Who likes drones? Anyone who can get into a presidential debate. The moderator, Bob Schieffer, asked Romney what he thought of them. Romney stopped talking about peace long enough to say this: “Well, I believe that we should use any and all means necessary to take out people who pose a threat to us and our friends around the world. And it’s widely reported that drones are being used in drone strikes, and I support that entirely and feel the president was right to up the usage of that technology and believe that we should continue to use it to continue to go after the people who represent a threat to this nation and to our friends.” Firing off drones won't lead to endless wars of occupation, or at least not as directly as invasion will. Therefore they're a safe call even for a candidate who doesn't want anyone thinking about his itchy trigger finger.
On the matter of drone strikes, the journalist Jeffrey Goldberg tweeted that the debaters should have been asked if killing children really helps the fight against Islamism. Schieffer wouldn't ask a question like that. Of course, Barack Obama might, but his answer is currently leaving craters in northern Pakistan.
The election—where is it headed? Right back to the economy. Romney talked about the subject as much as he dared, and Obama was happy to wade in with him. Thus we heard more about the John and Abigail Adams Scholarship than we heard about global warming, the Eurozone or the future of Cuba. (The scholarship is for kids in Massachusetts, who do well in school, and Romney was right—his administration came up with it.)
The savvy inside word just now is that all Romney needed was a draw. The argument goes that in the first debate people decided that Romney was a smart, capable fellow and not twitchy or obnoxious. This time around he just had to show he could sit next to a president and talk about foreign policy without crawling off the stage afterward. With these thresholds passed, he's free to be the change agent who (supposedly) can rescue us from a bedraggled economy. Post-debate polls indicate that he drew a loss, but who knows. The economy is still sickly, and that may be all that counts.
Theater review. Obama, having learned the lesson of the first debate, laid into Romney at every chance. At least once he made his challenger look like a sneaky goofball—the droll little explanation about horses, bayonets, aircraft carriers and submarines laid bare Romney's dodgy talking point about there being more ships in the Navy 95 years ago than there are now. On the other hand, Romney's skittering voice never speeded up to the track-jumping speed familiar from the Republican primary debates. His tics never reached the familiar but frightening point where his eyelids slam together over and over again (what in less flamboyantly afflicted people would be called blinking).

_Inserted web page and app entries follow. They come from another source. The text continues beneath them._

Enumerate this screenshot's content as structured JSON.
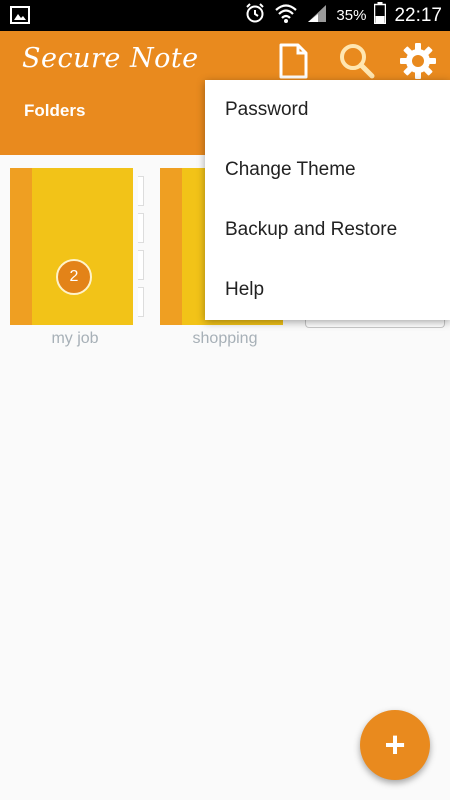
{
  "status_bar": {
    "battery": "35%",
    "time": "22:17",
    "icons": [
      "gallery-icon",
      "alarm-icon",
      "wifi-icon",
      "signal-icon",
      "battery-icon"
    ]
  },
  "app_bar": {
    "title": "Secure Note",
    "section": "Folders",
    "icons": [
      "new-note-icon",
      "search-icon",
      "gear-icon"
    ],
    "background": "#e98a1e"
  },
  "folders": [
    {
      "name": "my job",
      "badge": "2"
    },
    {
      "name": "shopping"
    }
  ],
  "menu": {
    "items": [
      "Password",
      "Change Theme",
      "Backup and Restore",
      "Help"
    ]
  },
  "fab": {
    "label": "+"
  }
}
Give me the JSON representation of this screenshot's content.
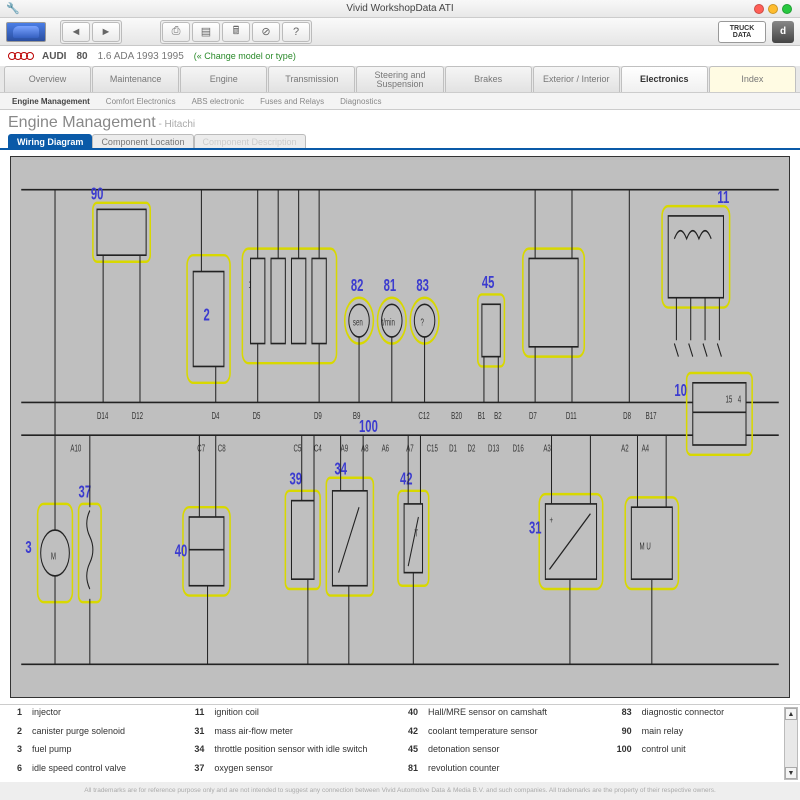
{
  "window": {
    "title": "Vivid WorkshopData ATI"
  },
  "toolbar": {
    "logo_right_label": "TRUCK\nDATA",
    "d_badge": "d"
  },
  "vehicle": {
    "brand": "AUDI",
    "model": "80",
    "variant": "1.6 ADA 1993 1995",
    "change_link": "(« Change model or type)"
  },
  "main_tabs": [
    "Overview",
    "Maintenance",
    "Engine",
    "Transmission",
    "Steering and Suspension",
    "Brakes",
    "Exterior / Interior",
    "Electronics",
    "Index"
  ],
  "main_tab_active": 7,
  "sub_tabs": [
    "Engine Management",
    "Comfort Electronics",
    "ABS electronic",
    "Fuses and Relays",
    "Diagnostics"
  ],
  "sub_tab_active": 0,
  "section": {
    "title": "Engine Management",
    "suffix": " - Hitachi"
  },
  "doc_tabs": [
    {
      "label": "Wiring Diagram",
      "state": "active"
    },
    {
      "label": "Component Location",
      "state": "normal"
    },
    {
      "label": "Component Description",
      "state": "disabled"
    }
  ],
  "diagram_labels": {
    "n90": "90",
    "n2": "2",
    "n82": "82",
    "n81": "81",
    "n83": "83",
    "n45": "45",
    "n11": "11",
    "n10": "10",
    "n3": "3",
    "n37": "37",
    "n40": "40",
    "n39": "39",
    "n34": "34",
    "n42": "42",
    "n31": "31",
    "n100": "100",
    "t_D14": "D14",
    "t_D12": "D12",
    "t_D4": "D4",
    "t_D5": "D5",
    "t_D9": "D9",
    "t_B9": "B9",
    "t_C12": "C12",
    "t_B20": "B20",
    "t_B1": "B1",
    "t_B2": "B2",
    "t_D7": "D7",
    "t_D11": "D11",
    "t_D8": "D8",
    "t_B17": "B17",
    "t_15": "15",
    "t_4": "4",
    "t_A10": "A10",
    "t_C7": "C7",
    "t_C8": "C8",
    "t_C5": "C5",
    "t_C4": "C4",
    "t_A9": "A9",
    "t_A8": "A8",
    "t_A6": "A6",
    "t_A7": "A7",
    "t_C15": "C15",
    "t_D1": "D1",
    "t_D2": "D2",
    "t_D13": "D13",
    "t_D16": "D16",
    "t_A3": "A3",
    "t_A2": "A2",
    "t_A4": "A4",
    "t_1": "1",
    "t_sen": "sen",
    "t_tmin": "t/min",
    "t_q": "?",
    "t_M": "M",
    "t_MU": "M U",
    "t_plus": "+",
    "t_T": "T"
  },
  "legend": [
    {
      "n": "1",
      "d": "injector"
    },
    {
      "n": "2",
      "d": "canister purge solenoid"
    },
    {
      "n": "3",
      "d": "fuel pump"
    },
    {
      "n": "6",
      "d": "idle speed control valve"
    },
    {
      "n": "11",
      "d": "ignition coil"
    },
    {
      "n": "31",
      "d": "mass air-flow meter"
    },
    {
      "n": "34",
      "d": "throttle position sensor with idle switch"
    },
    {
      "n": "37",
      "d": "oxygen sensor"
    },
    {
      "n": "40",
      "d": "Hall/MRE sensor on camshaft"
    },
    {
      "n": "42",
      "d": "coolant temperature sensor"
    },
    {
      "n": "45",
      "d": "detonation sensor"
    },
    {
      "n": "81",
      "d": "revolution counter"
    },
    {
      "n": "83",
      "d": "diagnostic connector"
    },
    {
      "n": "90",
      "d": "main relay"
    },
    {
      "n": "100",
      "d": "control unit"
    }
  ],
  "footer": "All trademarks are for reference purpose only and are not intended to suggest any connection between Vivid Automotive Data & Media B.V. and such companies. All trademarks are the property of their respective owners."
}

Romney doesn't know that Iran is not next to Syria and that it is next to the Persian Gulf, which raises questions about whether he knows where Iraq is, but most of the time he sounded like he at least thought he knew what he was talking about. For the trusting that may be enough. Or, as Brit Hume said afterward on Fox News, the Romney he saw was “smooth, fluid and well-informed about all the matters that came to hand.”